The Supreme Court has held, Regents of California v Bakke 438 U.S. 265, that a racial quota system is unconstitutional. The decision upheld the use of race as one of many factors, but ruled against setting aside positions that could only be filled by members of racial group ("forecloses consideration to persons like respondent"). To be constitutional, the practice must allow the possibility of hiring a person not in the racial group, thus they cannot require a person to be of a certain ethnicity, which is the situation you describe (but check the language of the ad since it probably states a preference, not a requirement). Preferences are found to be allowed in Grutter, Fisher, just as GPA or extramural activities can be considered. In Gratz it is emphasized that racial classifications are subject to strict scrutiny, thus must be narrowly tailored, and a system automatically awarding points or disqualifying applicants based on race is not narrowly tailored.
The EEOC has made available this non-opinion letter addressing faculty recruitment and the "especially encouraged" clause, which more or less says this, also pointing to 29 CFR 1607, i.e. addressing the Title VII issue. 29 CFR 1607.2(C), the statutory realization of Title VII, says

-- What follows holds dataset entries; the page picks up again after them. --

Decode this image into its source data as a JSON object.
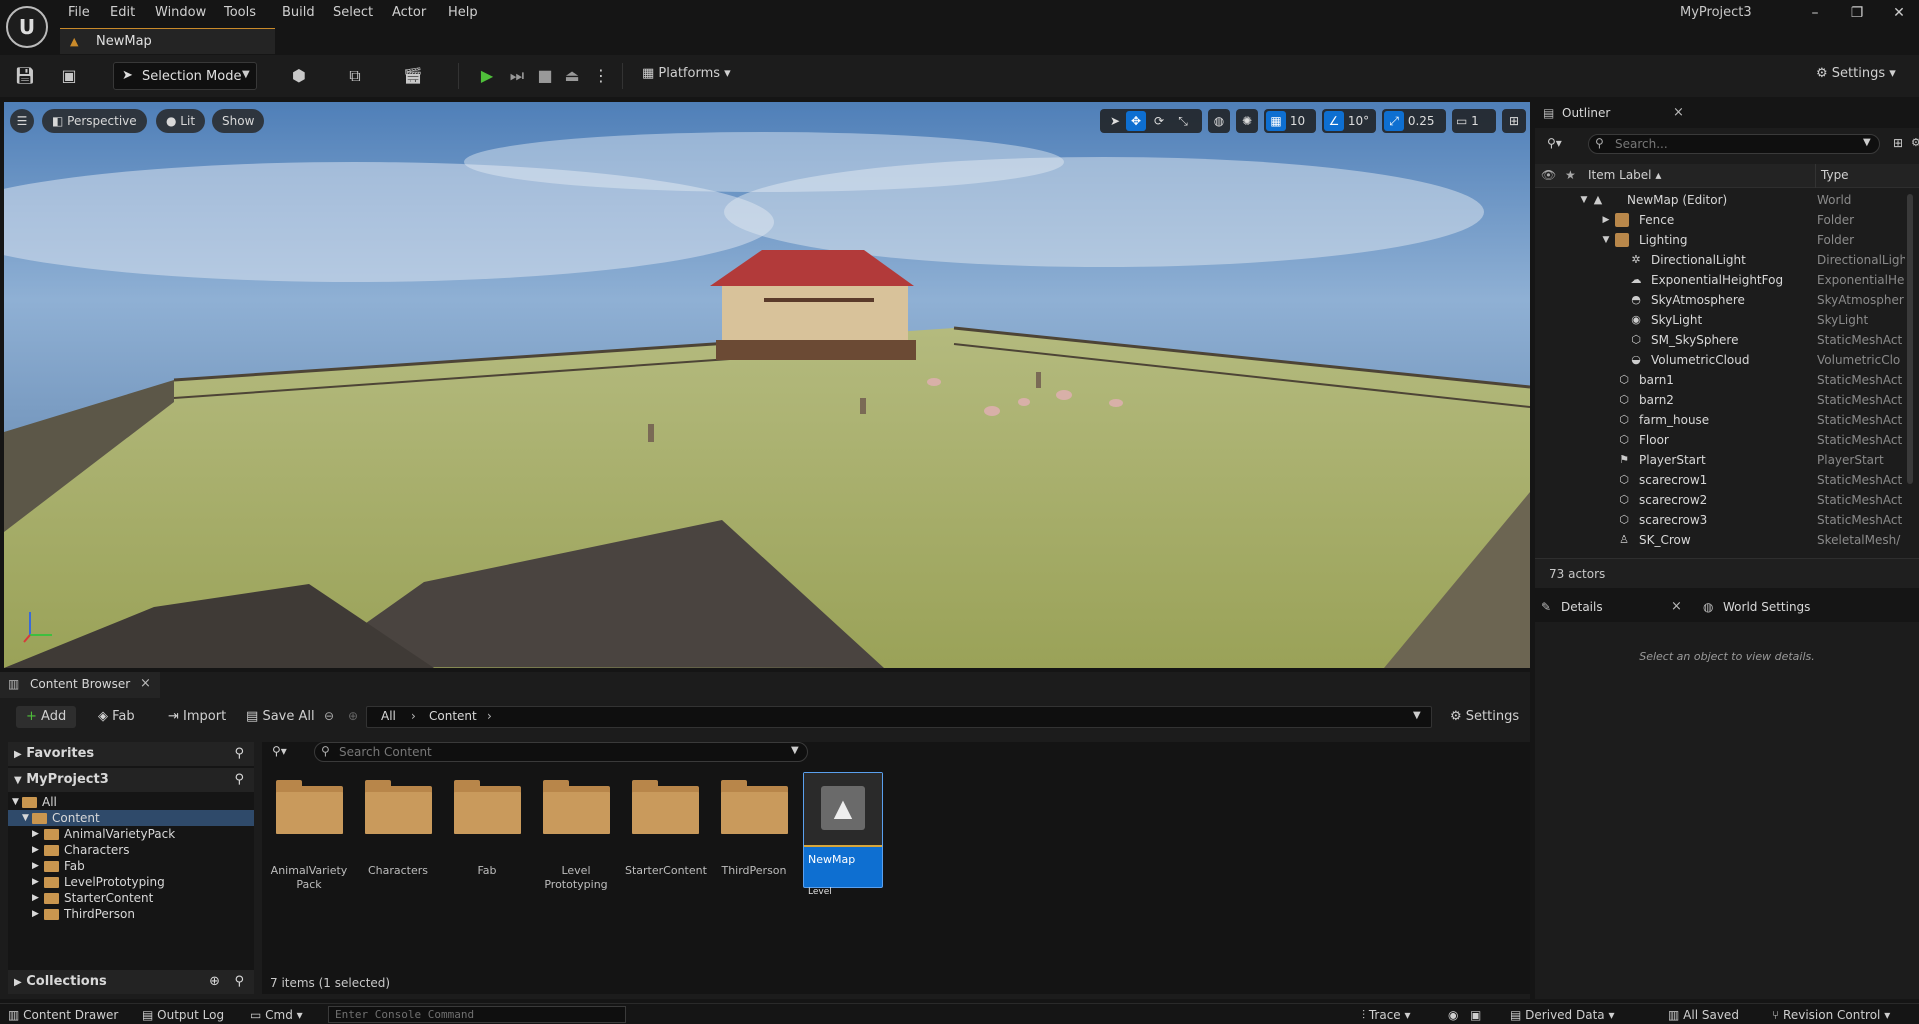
{
  "menu": [
    "File",
    "Edit",
    "Window",
    "Tools",
    "Build",
    "Select",
    "Actor",
    "Help"
  ],
  "project_name": "MyProject3",
  "map_tab": "NewMap",
  "toolbar": {
    "selection_mode": "Selection Mode",
    "platforms": "Platforms",
    "settings": "Settings"
  },
  "viewport": {
    "perspective": "Perspective",
    "lit": "Lit",
    "show": "Show",
    "grid_snap": "10",
    "rotate_snap": "10°",
    "scale_snap": "0.25",
    "camera_speed": "1"
  },
  "outliner": {
    "title": "Outliner",
    "search_placeholder": "Search...",
    "col_label": "Item Label",
    "col_type": "Type",
    "rows": [
      {
        "label": "NewMap (Editor)",
        "type": "World"
      },
      {
        "label": "Fence",
        "type": "Folder"
      },
      {
        "label": "Lighting",
        "type": "Folder"
      },
      {
        "label": "DirectionalLight",
        "type": "DirectionalLigh"
      },
      {
        "label": "ExponentialHeightFog",
        "type": "ExponentialHe"
      },
      {
        "label": "SkyAtmosphere",
        "type": "SkyAtmospher"
      },
      {
        "label": "SkyLight",
        "type": "SkyLight"
      },
      {
        "label": "SM_SkySphere",
        "type": "StaticMeshAct"
      },
      {
        "label": "VolumetricCloud",
        "type": "VolumetricClo"
      },
      {
        "label": "barn1",
        "type": "StaticMeshAct"
      },
      {
        "label": "barn2",
        "type": "StaticMeshAct"
      },
      {
        "label": "farm_house",
        "type": "StaticMeshAct"
      },
      {
        "label": "Floor",
        "type": "StaticMeshAct"
      },
      {
        "label": "PlayerStart",
        "type": "PlayerStart"
      },
      {
        "label": "scarecrow1",
        "type": "StaticMeshAct"
      },
      {
        "label": "scarecrow2",
        "type": "StaticMeshAct"
      },
      {
        "label": "scarecrow3",
        "type": "StaticMeshAct"
      },
      {
        "label": "SK_Crow",
        "type": "SkeletalMesh/"
      }
    ],
    "actor_count": "73 actors"
  },
  "details": {
    "tab_details": "Details",
    "tab_world_settings": "World Settings",
    "empty_text": "Select an object to view details."
  },
  "content_browser": {
    "tab": "Content Browser",
    "add": "Add",
    "fab": "Fab",
    "import": "Import",
    "save_all": "Save All",
    "path": [
      "All",
      "Content"
    ],
    "settings": "Settings",
    "favorites": "Favorites",
    "project": "MyProject3",
    "tree": [
      "All",
      "Content",
      "AnimalVarietyPack",
      "Characters",
      "Fab",
      "LevelPrototyping",
      "StarterContent",
      "ThirdPerson"
    ],
    "collections": "Collections",
    "search_placeholder": "Search Content",
    "items": [
      {
        "name": "AnimalVariety\nPack"
      },
      {
        "name": "Characters"
      },
      {
        "name": "Fab"
      },
      {
        "name": "Level\nPrototyping"
      },
      {
        "name": "StarterContent"
      },
      {
        "name": "ThirdPerson"
      }
    ],
    "selected_item": {
      "name": "NewMap",
      "kind": "Level"
    },
    "item_count": "7 items (1 selected)"
  },
  "statusbar": {
    "content_drawer": "Content Drawer",
    "output_log": "Output Log",
    "cmd": "Cmd",
    "console_placeholder": "Enter Console Command",
    "trace": "Trace",
    "derived_data": "Derived Data",
    "all_saved": "All Saved",
    "revision_control": "Revision Control"
  }
}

the use of recruiting procedures designed to attract members of a
particular race, sex, or ethnic group, which were previously denied
employment opportunities or which are currently underutilized, may be
necessary to bring an employer into compliance with Federal law, and
is frequently an essential element of any effective affirmative action
program; but recruitment practices are not considered by these
guidelines to be selection procedures
29 CFR 1607.3(B) requires that
Where two or more selection procedures are available which serve the
user's legitimate interest in efficient and trustworthy workmanship,
and which are substantially equally valid for a given purpose, the
user should use the procedure which has been demonstrated to have the
lesser adverse impact
which expresses the "least restrictive" concept of strict scrutiny.